Wake County commissioners and Raleigh city councilors approved some changes to the interlocal agreement that dictates what is done with the revenue from hotel and prepared food and beverage taxes at a joint meeting on Thursday.
In 2011 the taxes alone generated about $33 million. About half of that revenue is portioned out to the Greater Raleigh Convention and Visitors Bureau, the Centennial Authority, and debt service for the Five County Stadium and PNC Arena, among others.
The city and Wake County also take a $1 million cut.
A large portion of what’s left, 85 percent, goes right into the Raleigh Convention Center.
The remaining 15 percent is committed to the NC Museum of Art, NC Ballet, NC Museum of Natural Sciences Green Square Project, Town of Cary Sports Facilities, the St. Augustine’s College track, the Whitewater Park and PNC Arena facility improvements.
City Manager Russell Allen and County Manager David Cooke recommended some small changes to the financial plan, none of which require a tax increase.
The group removed money that was allocated to fund a future convention center expansion starting in 2017. The $121 million was then moved to the fund balance. Cooke said that the money was set aside for an expansion that no one really agreed upon. By keeping the money in that fund, it implied that there would be a future expansion.
Allen said that the city did purchase land in the area with the intent to eventually expand the center, but that a decision by both commissioners and councilors would be required to go forward.
The managers also recommend going forward with a Raleigh Convention Center and Capital Maintenance Plan that was created by a consultant.

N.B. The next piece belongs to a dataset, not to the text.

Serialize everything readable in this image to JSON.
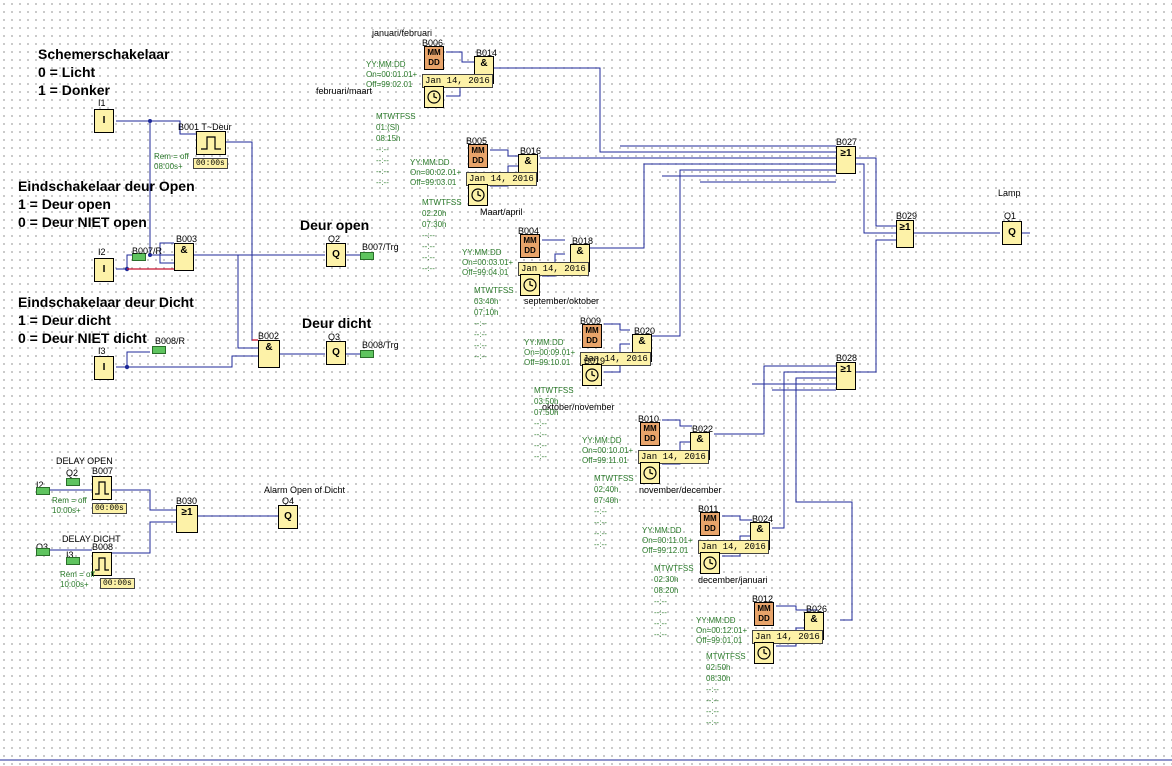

But only 95 percent of the plan would be funded.
“I think we all now understand what a powerful economic engine the combination of the Raleigh Convention Center and the PNC Arena is,” said City Attorney Thomas McCormick who was speaking on behalf of the Centennial Authority.
According to the agreement, when Raleigh withdraws funds, Wake County gets double. Currently, the county is owed $6 million. Under the new amendment, a $5.4 million transfer would be made to the county.
A business development fund was created through a previous amendment and is run by the Greater Raleigh Convention and Visitors Bureau. The fund has been extended for the next 10 years at $450,000 per year.
Going forward, the managers set fund balance limits extending until 2017. If the actual fund balance exceeds those amounts, the additional funds would be used to fulfill any new or existing two-for-one obligation with the county or any other funding commitments. The Centennial Authority would also receive an additional $500,000 per year.
City councilors approved the amendment and the plan with very little discussion. But the same couldn’t be said for the county commissioners who had questions about revenue projections, debt service and project commitments.
“Why can’t we pay down the debt service and limit the time we owe this thing,” said Commissioner Phil Matthews.
Allen explained that the interest rates for the loans are extremely low. “There’s not a huge advantage to paying off the debt,” he said. But, he added, staff could look into paying down the debt if that’s what the boards wanted.
Matthews and commission chair Paul Coble questioned why the whitewater rafting park continues to be funded, but doesn’t seem to be anywhere near the start of the project.
The money, Coble said, could be used for other projects that could begin generating revenue more quickly. He added that he wanted to give the park developers until the end of 2013 for a status update.
But, commissioners agreed to approve the plan and instruct city staff to meet with the park developers to find out where funding and construction plans stand.